Data excerpts:

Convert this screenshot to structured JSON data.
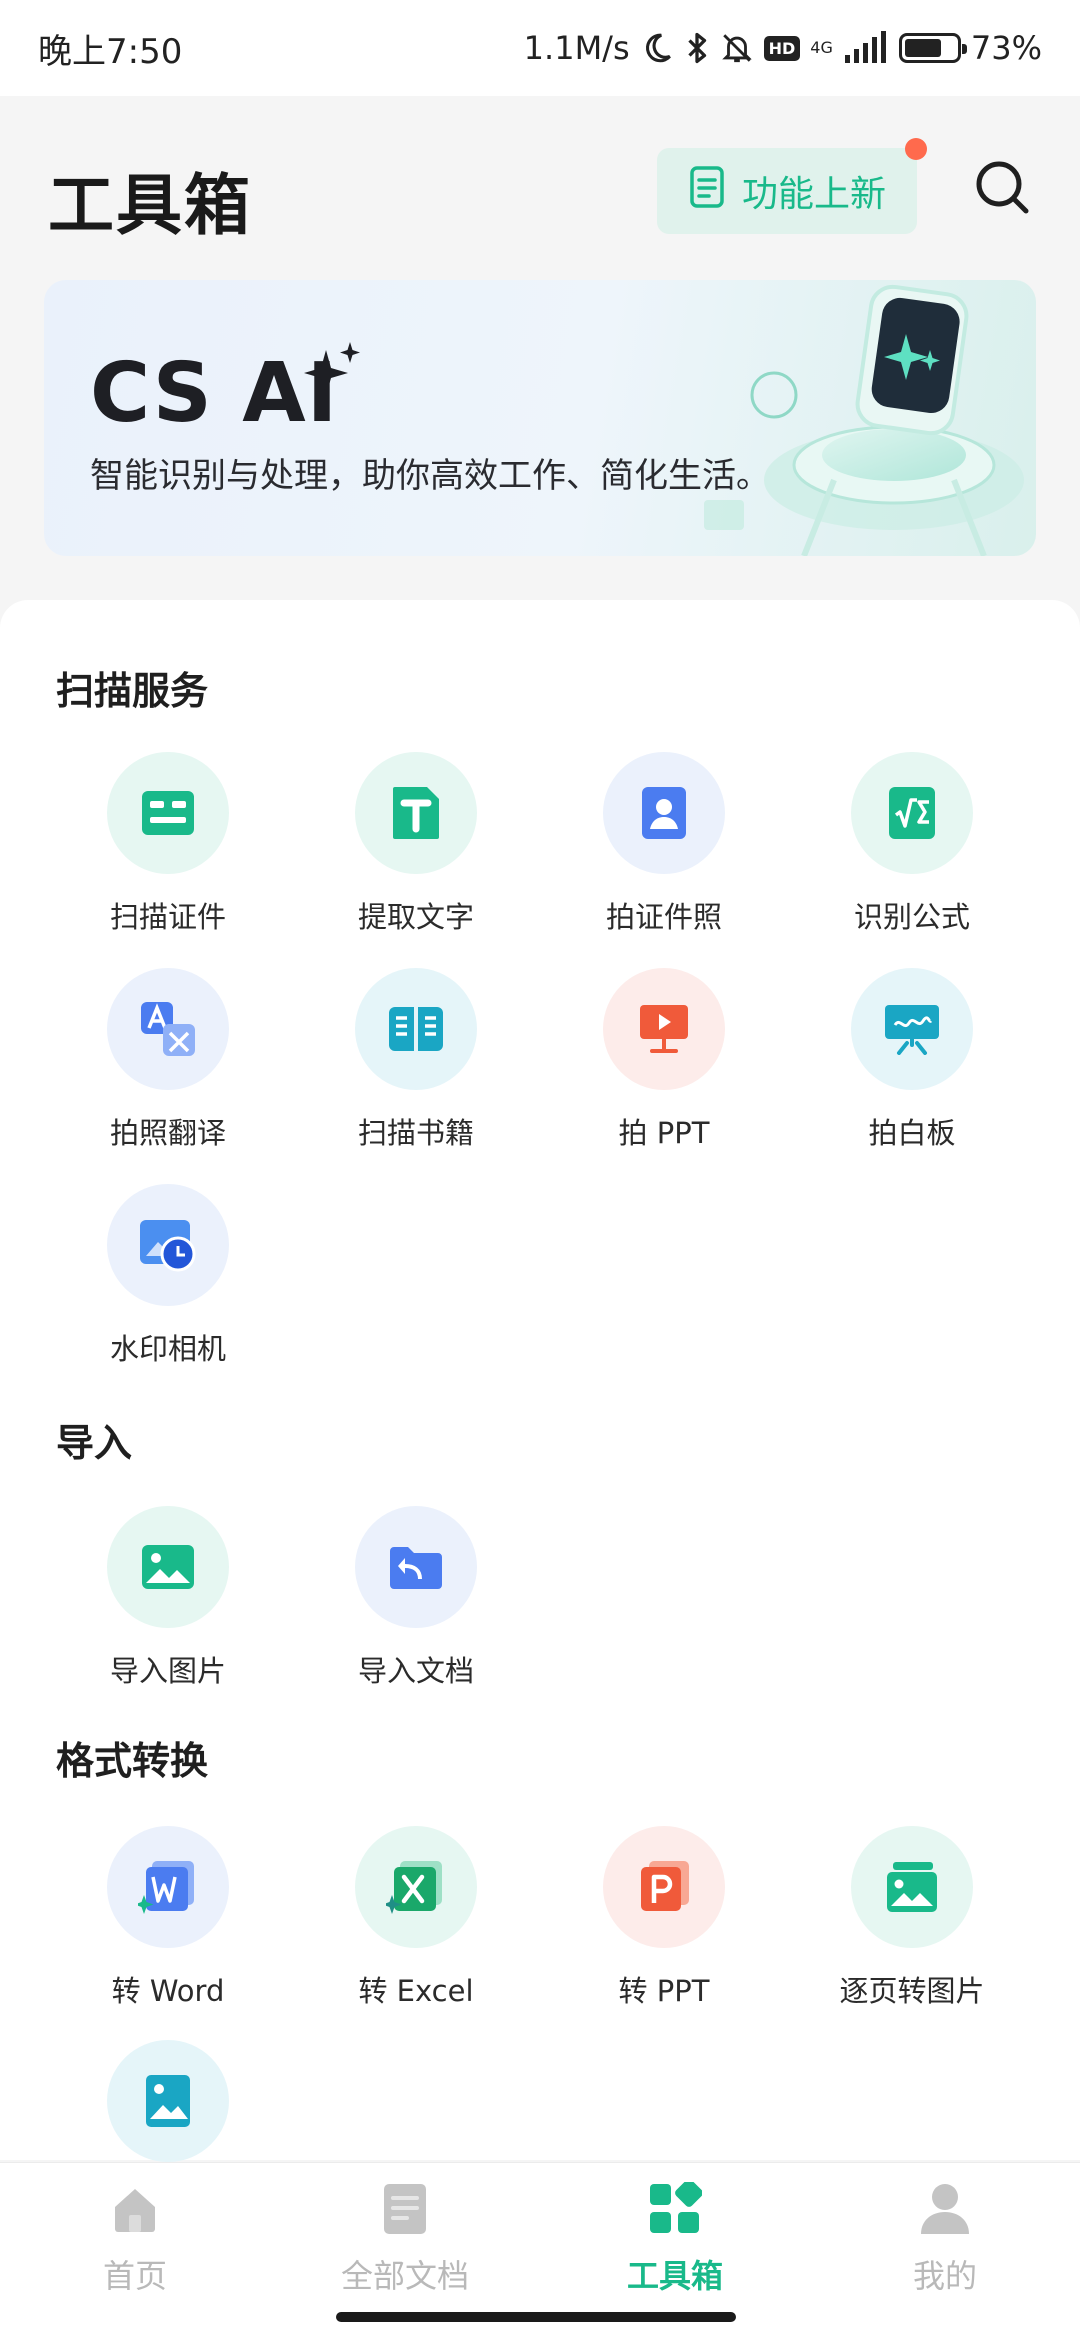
{
  "status_bar": {
    "time": "晚上7:50",
    "net_speed": "1.1M/s",
    "hd_badge": "HD",
    "network_type": "4G",
    "battery_text": "73%",
    "battery_level": 0.73
  },
  "header": {
    "title": "工具箱",
    "new_features_label": "功能上新"
  },
  "banner": {
    "title": "CS AI",
    "subtitle": "智能识别与处理，助你高效工作、简化生活。"
  },
  "sections": {
    "scan": {
      "title": "扫描服务",
      "items": [
        {
          "label": "扫描证件",
          "icon": "id-card-icon"
        },
        {
          "label": "提取文字",
          "icon": "text-extract-icon"
        },
        {
          "label": "拍证件照",
          "icon": "id-photo-icon"
        },
        {
          "label": "识别公式",
          "icon": "formula-icon"
        },
        {
          "label": "拍照翻译",
          "icon": "translate-icon"
        },
        {
          "label": "扫描书籍",
          "icon": "book-icon"
        },
        {
          "label": "拍 PPT",
          "icon": "presentation-icon"
        },
        {
          "label": "拍白板",
          "icon": "whiteboard-icon"
        },
        {
          "label": "水印相机",
          "icon": "watermark-camera-icon"
        }
      ]
    },
    "import": {
      "title": "导入",
      "items": [
        {
          "label": "导入图片",
          "icon": "image-icon"
        },
        {
          "label": "导入文档",
          "icon": "folder-import-icon"
        }
      ]
    },
    "convert": {
      "title": "格式转换",
      "items": [
        {
          "label": "转 Word",
          "icon": "word-icon"
        },
        {
          "label": "转 Excel",
          "icon": "excel-icon"
        },
        {
          "label": "转 PPT",
          "icon": "ppt-icon"
        },
        {
          "label": "逐页转图片",
          "icon": "pages-to-image-icon"
        },
        {
          "label": "",
          "icon": "long-image-icon"
        }
      ]
    }
  },
  "bottom_nav": {
    "items": [
      {
        "label": "首页",
        "icon": "home-icon"
      },
      {
        "label": "全部文档",
        "icon": "documents-icon"
      },
      {
        "label": "工具箱",
        "icon": "toolbox-icon",
        "active": true
      },
      {
        "label": "我的",
        "icon": "profile-icon"
      }
    ]
  },
  "colors": {
    "accent": "#19b98a",
    "badge": "#ff6a4d",
    "inactive": "#b9b9b9"
  }
}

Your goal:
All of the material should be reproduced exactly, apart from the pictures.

Completed exercise:
Convert this screenshot to structured JSON data.
{
  "status_bar": {
    "time": "晚上7:50",
    "net_speed": "1.1M/s",
    "hd_badge": "HD",
    "network_type": "4G",
    "battery_text": "73%",
    "battery_level": 0.73
  },
  "header": {
    "title": "工具箱",
    "new_features_label": "功能上新"
  },
  "banner": {
    "title": "CS AI",
    "subtitle": "智能识别与处理，助你高效工作、简化生活。"
  },
  "sections": {
    "scan": {
      "title": "扫描服务",
      "items": [
        {
          "label": "扫描证件",
          "icon": "id-card-icon"
        },
        {
          "label": "提取文字",
          "icon": "text-extract-icon"
        },
        {
          "label": "拍证件照",
          "icon": "id-photo-icon"
        },
        {
          "label": "识别公式",
          "icon": "formula-icon"
        },
        {
          "label": "拍照翻译",
          "icon": "translate-icon"
        },
        {
          "label": "扫描书籍",
          "icon": "book-icon"
        },
        {
          "label": "拍 PPT",
          "icon": "presentation-icon"
        },
        {
          "label": "拍白板",
          "icon": "whiteboard-icon"
        },
        {
          "label": "水印相机",
          "icon": "watermark-camera-icon"
        }
      ]
    },
    "import": {
      "title": "导入",
      "items": [
        {
          "label": "导入图片",
          "icon": "image-icon"
        },
        {
          "label": "导入文档",
          "icon": "folder-import-icon"
        }
      ]
    },
    "convert": {
      "title": "格式转换",
      "items": [
        {
          "label": "转 Word",
          "icon": "word-icon"
        },
        {
          "label": "转 Excel",
          "icon": "excel-icon"
        },
        {
          "label": "转 PPT",
          "icon": "ppt-icon"
        },
        {
          "label": "逐页转图片",
          "icon": "pages-to-image-icon"
        },
        {
          "label": "",
          "icon": "long-image-icon"
        }
      ]
    }
  },
  "bottom_nav": {
    "items": [
      {
        "label": "首页",
        "icon": "home-icon"
      },
      {
        "label": "全部文档",
        "icon": "documents-icon"
      },
      {
        "label": "工具箱",
        "icon": "toolbox-icon",
        "active": true
      },
      {
        "label": "我的",
        "icon": "profile-icon"
      }
    ]
  },
  "colors": {
    "accent": "#19b98a",
    "badge": "#ff6a4d",
    "inactive": "#b9b9b9"
  }
}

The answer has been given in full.